of the Lords name to Moses remains as mysterious after the revelation as before Moses ever knew what the name was. Knowing the name of a person usually gives an advantage to the one who knows anothers name. Observe how salespersons will greet us by name and use our names as frequently as possible to show how well they know us, although in many cases they are reading from a prepared script. Knowledge of the name gives them a kind of persuasive power over us. In Moses case, he asks for the name of God, so that he can tell the Israelites who sent him to announce their rescue. By knowing the name of the God of their ancestors Moses is able to show his familiarity with the Lord as well as show that he means business. The problem is that the name revealed remains steeped in mystery. I am who I am in Hebrew actually translates literally I will be who I will be. Translating it I am who am, as the Lectionary does, leaves us just as puzzled. That could yield an interpretation, like some have done, as inferring that I am being itself, which is far afield from the literal sense of what the Lord actually says. Some Jewish translations of the Hebrew into English simply repeat what is said in Hebrew without translating it, yielding Ehyeh asher Ehyeh. Tell the Israelites Ehyeh sent me to you. That is probably no less confusing than actually trying to find meaning in the Lords revealed name. Eventually Ehyeh gives way to YHWH which is usually translated as the Lord. Jews never pronounce that collection of letters, usually saying Adonai whenever they see those letters in the text. The only clear link between the Exodus reading and the Gospel is the theme of suffering of the people. In the Gospel, Luke refers to an otherwise unknown event of Pilate, who will eventually condemn
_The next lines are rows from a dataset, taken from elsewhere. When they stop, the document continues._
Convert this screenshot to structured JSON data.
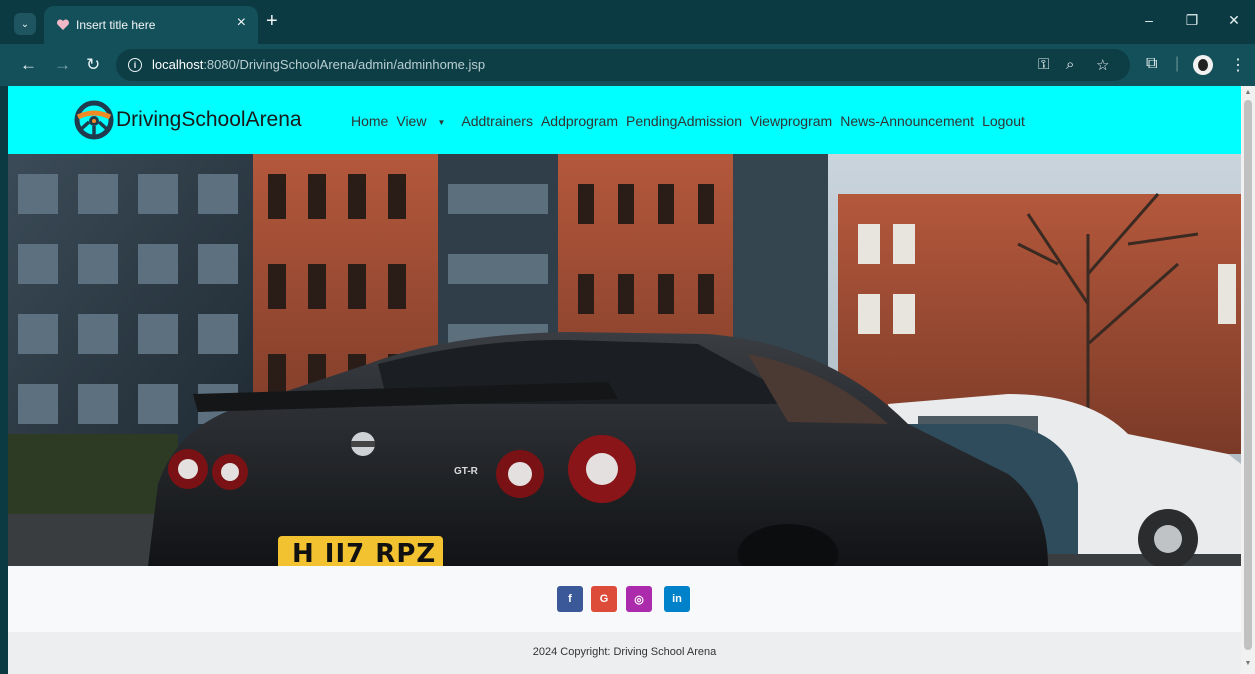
{
  "browser": {
    "tab_title": "Insert title here",
    "url_host": "localhost",
    "url_rest": ":8080/DrivingSchoolArena/admin/adminhome.jsp"
  },
  "site": {
    "brand": "DrivingSchoolArena",
    "nav": [
      "Home",
      "View",
      "Addtrainers",
      "Addprogram",
      "PendingAdmission",
      "Viewprogram",
      "News-Announcement",
      "Logout"
    ]
  },
  "hero": {
    "plate": "H II7 RPZ",
    "car_badge": "GT-R"
  },
  "social": {
    "facebook": "f",
    "google": "G",
    "instagram": "◎",
    "linkedin": "in"
  },
  "footer": {
    "copyright": "2024 Copyright: Driving School Arena"
  },
  "colors": {
    "navbar_bg": "#00ffff",
    "facebook": "#3b5998",
    "google": "#dd4b39",
    "instagram": "#ac2bac",
    "linkedin": "#0082ca"
  }
}
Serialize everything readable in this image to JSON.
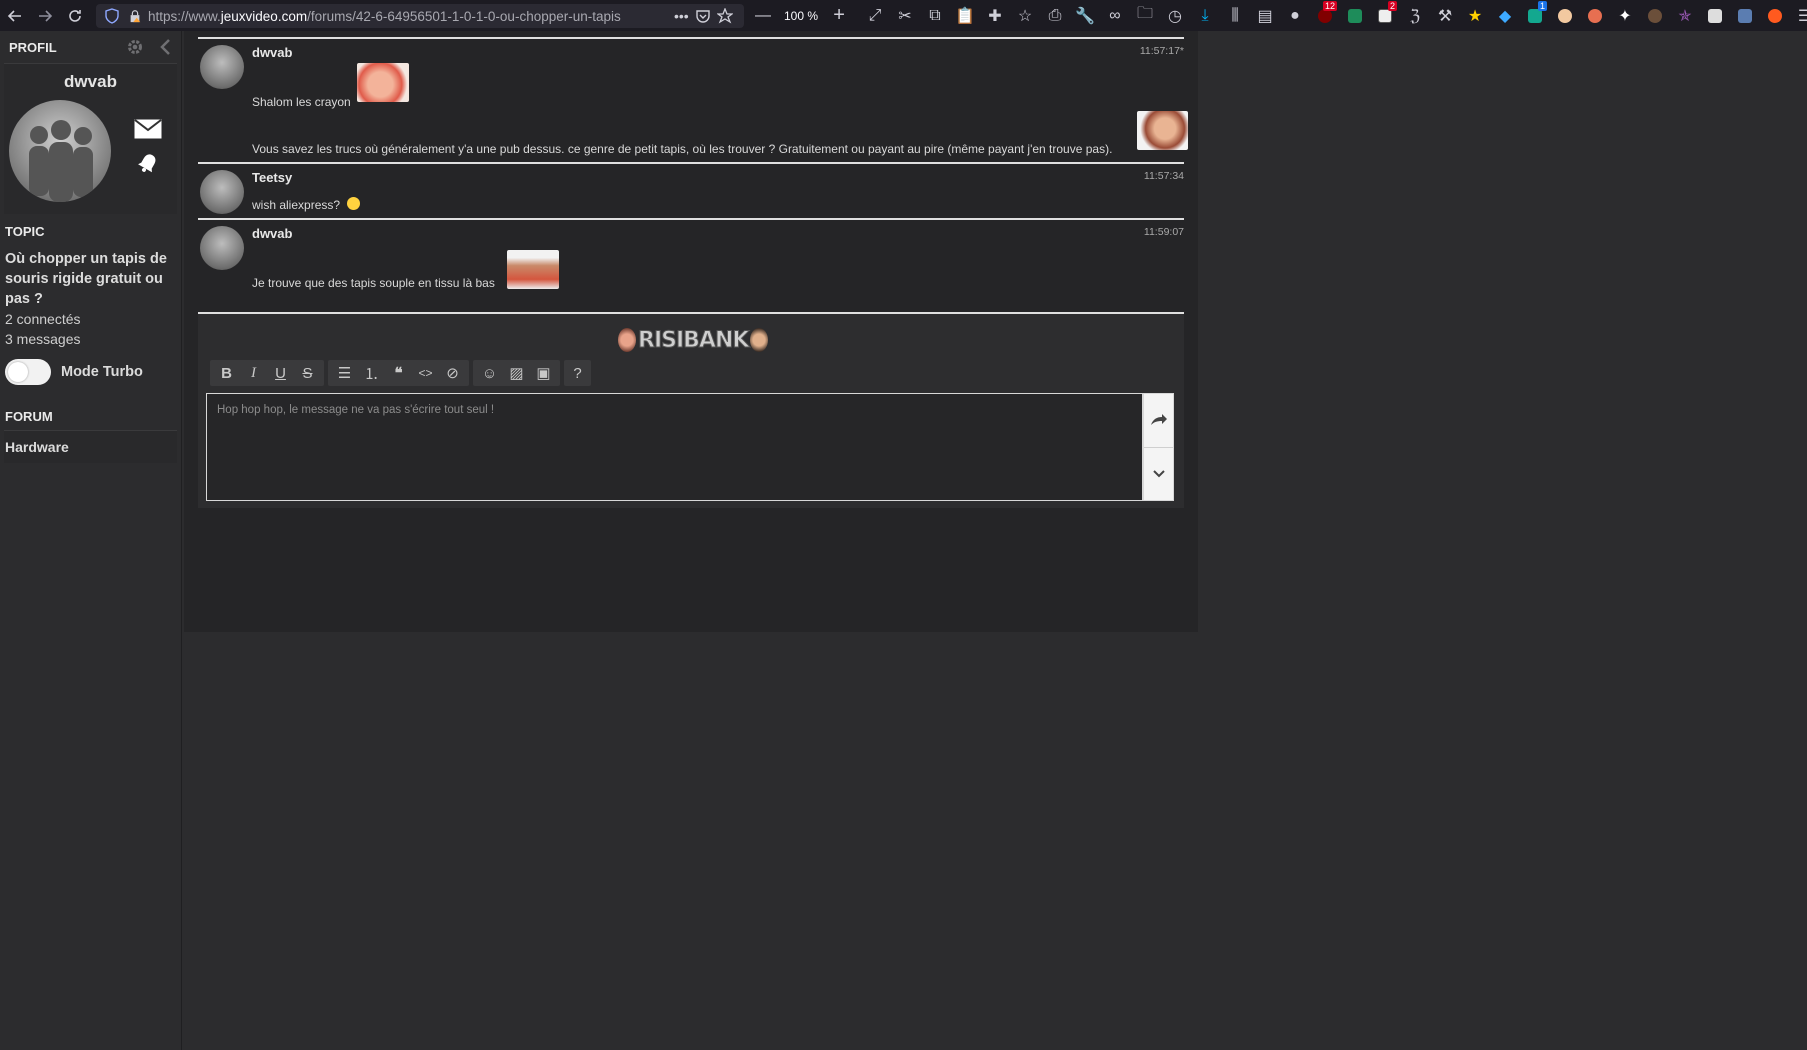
{
  "browser": {
    "url_prefix": "https://www.",
    "url_domain": "jeuxvideo.com",
    "url_rest": "/forums/42-6-64956501-1-0-1-0-ou-chopper-un-tapis",
    "zoom": "100 %",
    "badges": {
      "ublock": "12",
      "ext2": "2",
      "ext3": "1"
    }
  },
  "sidebar": {
    "profile_label": "PROFIL",
    "username": "dwvab",
    "topic_label": "TOPIC",
    "topic_title": "Où chopper un tapis de souris rigide gratuit ou pas ?",
    "connected": "2 connectés",
    "messages": "3 messages",
    "turbo_label": "Mode Turbo",
    "forum_label": "FORUM",
    "forum_name": "Hardware"
  },
  "messages": [
    {
      "author": "dwvab",
      "time": "11:57:17*",
      "line1": "Shalom les crayon",
      "line2": "Vous savez les trucs où généralement y'a une pub dessus. ce genre de petit tapis, où les trouver ? Gratuitement ou payant au pire (même payant j'en trouve pas)."
    },
    {
      "author": "Teetsy",
      "time": "11:57:34",
      "line1": "wish aliexpress?"
    },
    {
      "author": "dwvab",
      "time": "11:59:07",
      "line1": "Je trouve que des tapis souple en tissu là bas"
    }
  ],
  "reply": {
    "risibank": "RISIBANK",
    "placeholder": "Hop hop hop, le message ne va pas s'écrire tout seul !",
    "help": "?"
  },
  "colors": {
    "toolbar_bg": "#1c1b22",
    "page_bg": "#2c2c2e",
    "main_bg": "#252527",
    "text": "#d9d9d9"
  }
}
Jesus to death, who supposedly killed some Galileans and mixed their blood with the blood of their sacrifices. He also refers to another otherwise unknown account of the death of eighteen people when the tower at Siloam fell on them. The pool of Siloam was found in southern Jerusalem about a half mile south of the Temple. Nothing is known about a tower built there or anywhere else for that matter. We do this all the time when we refer to natural disasters in which people are killed. Whether it be the slaughter of innocents like at Sandy Hook or meteorites landing in ones backyard or earthquakes or storms, only the crassest of people try to pronounce judgment on those who die in such events. Obviously there are crass people around, because they have and they do pronounce their pathetic judgments. Jesus rejects the argument that any of those who died were any guiltier of anything than anyone else, but he suggests that his listeners ought to repent of their sins anyway. He implies any one of them could die just as senselessly, but if they do not heed his call to repent then they have only themselves to blame. They have been warned. The two groups of people killed and the parable of the gardener caring for the fig tree are all unique to Luke. In the parable, the gardener says let me have more time to work with the unproductive tree. The time to produce fruit is limited to one more year. We are also called to repent. Lent is the right time to do so. Time is limited. Fr. Lawrence Hummer